😋 Virtual brands look ahead to a future where their food is actually good (“How virtual brands matured from curious idea to pandemic life saver” Holly Petre, NRN). Listen: there is nothing new in this article. It’s virtual brand people talking about why virtual brands are great (until the very end when Chili’s is like, “Mm, actually, we’re good with just the one.”). IHOP also started some virtual brands, but they don’t batter (hah). I’m here to point out two things: (1) that Robert Earl can still only cite MrBeast as the lone Virtual Dining Concepts success case, and (2) this absolutely wild quote from NRN editor-in-chief Sam Oches: “What this (hiring of VDC’s first CEO) could represent for Virtual Dining Concepts is going in the direction of maturation…If virtual brands can mature to where they take a step back and say … let’s take a second to develop some really thought-through, delicious food … and then go to market with that, I think that would have to be the next step.”
To paraphrase: the next step for virtual brands is to start making good food and then sell it. I mean, wow. The insight. A true revolution in dining is nigh!
🤵 Fuku opens host kitchens in Dallas (“Leading Electric Adventure Vehicle Brand - UBCO - Announces Global Partnership with REEF Technology” Sarah Blaskovich, Dallas Morning News). Fuku’s had a rocky road with ghost kitchens – but they’ve stuck with it. Now Fuku is back in Dallas (after exiting the market when they dropped Reef a few months ago), operating through (unnamed) restaurants via Franklin Junction, the middleman company that pairs brands willing to license with host kitchens willing to cook. I believe these host kitchens are a first for Fuku – a growing chain determined to keep testing its concept in various new formats. Here’s hoping this time things click.
🐐 Dessert: Watch Severance. That’s it!
That’s spooky kitchens.
P.S. If you’re just jumping into ghost kitchens and want to learn more, check out my ghostly glossary and spooky kitchens ghost kitchen cheat sheet.
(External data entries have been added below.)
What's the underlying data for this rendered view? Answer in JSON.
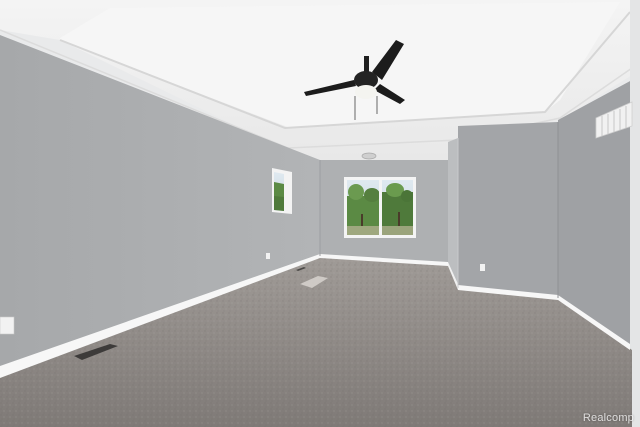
{
  "photo": {
    "watermark": "Realcomp",
    "colors": {
      "ceiling": "#f2f2f2",
      "wall": "#a9abad",
      "wall_dark": "#999b9e",
      "carpet": "#8c8784",
      "trim": "#f7f7f7",
      "fan": "#1f1f1f",
      "foliage": "#4f7a3b"
    },
    "objects": [
      "ceiling-fan",
      "window-back",
      "window-side",
      "floor-vent",
      "wall-outlet",
      "ceiling-light",
      "hvac-return-vent"
    ]
  }
}
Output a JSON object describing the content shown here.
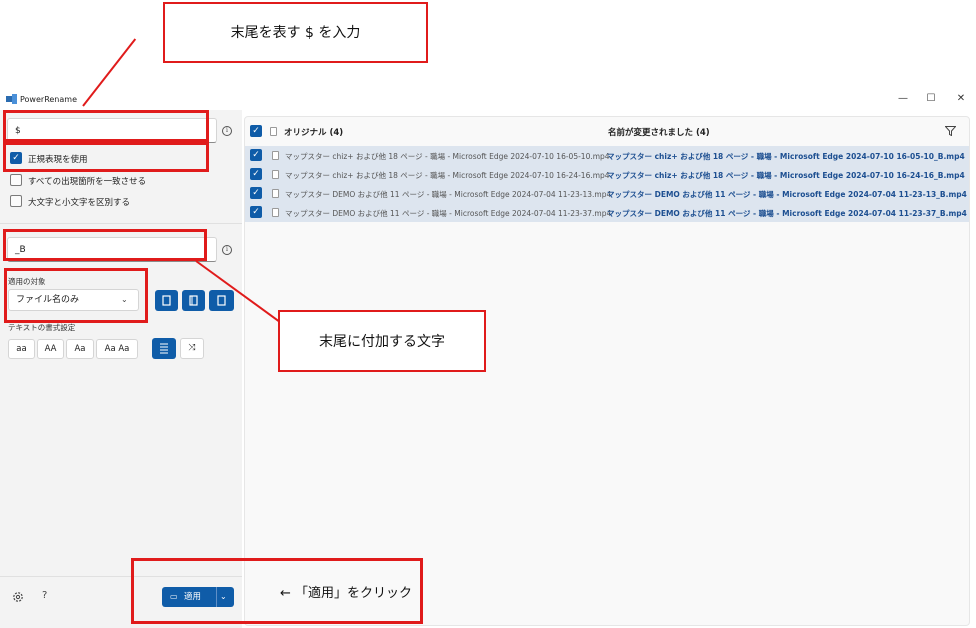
{
  "window": {
    "title": "PowerRename",
    "minimize": "—",
    "maximize": "☐",
    "close": "✕"
  },
  "search": {
    "value": "$",
    "info_icon": "i"
  },
  "options": {
    "regex": "正規表現を使用",
    "match_all": "すべての出現箇所を一致させる",
    "case_sensitive": "大文字と小文字を区別する"
  },
  "replace": {
    "value": "_B",
    "info_icon": "i"
  },
  "apply_to": {
    "label": "適用の対象",
    "selected": "ファイル名のみ"
  },
  "text_format": {
    "label": "テキストの書式設定",
    "buttons": [
      "aa",
      "AA",
      "Aa",
      "Aa Aa"
    ]
  },
  "footer": {
    "help": "?",
    "apply_label": "適用"
  },
  "list": {
    "original_header": "オリジナル (4)",
    "renamed_header": "名前が変更されました (4)",
    "rows": [
      {
        "original": "マップスター chiz+ および他 18 ページ - 職場 - Microsoft Edge 2024-07-10 16-05-10.mp4",
        "renamed": "マップスター chiz+ および他 18 ページ - 職場 - Microsoft Edge 2024-07-10 16-05-10_B.mp4"
      },
      {
        "original": "マップスター chiz+ および他 18 ページ - 職場 - Microsoft Edge 2024-07-10 16-24-16.mp4",
        "renamed": "マップスター chiz+ および他 18 ページ - 職場 - Microsoft Edge 2024-07-10 16-24-16_B.mp4"
      },
      {
        "original": "マップスター DEMO および他 11 ページ - 職場 - Microsoft Edge 2024-07-04 11-23-13.mp4",
        "renamed": "マップスター DEMO および他 11 ページ - 職場 - Microsoft Edge 2024-07-04 11-23-13_B.mp4"
      },
      {
        "original": "マップスター DEMO および他 11 ページ - 職場 - Microsoft Edge 2024-07-04 11-23-37.mp4",
        "renamed": "マップスター DEMO および他 11 ページ - 職場 - Microsoft Edge 2024-07-04 11-23-37_B.mp4"
      }
    ]
  },
  "annotations": {
    "top": "末尾を表す $ を入力",
    "middle": "末尾に付加する文字",
    "bottom": "← 「適用」をクリック"
  },
  "colors": {
    "accent": "#0f5ca8",
    "annotation": "#e01b1b",
    "row_highlight": "#dde5ef"
  }
}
They’re there (and frequently updated) to help make sense of this weird and wild west.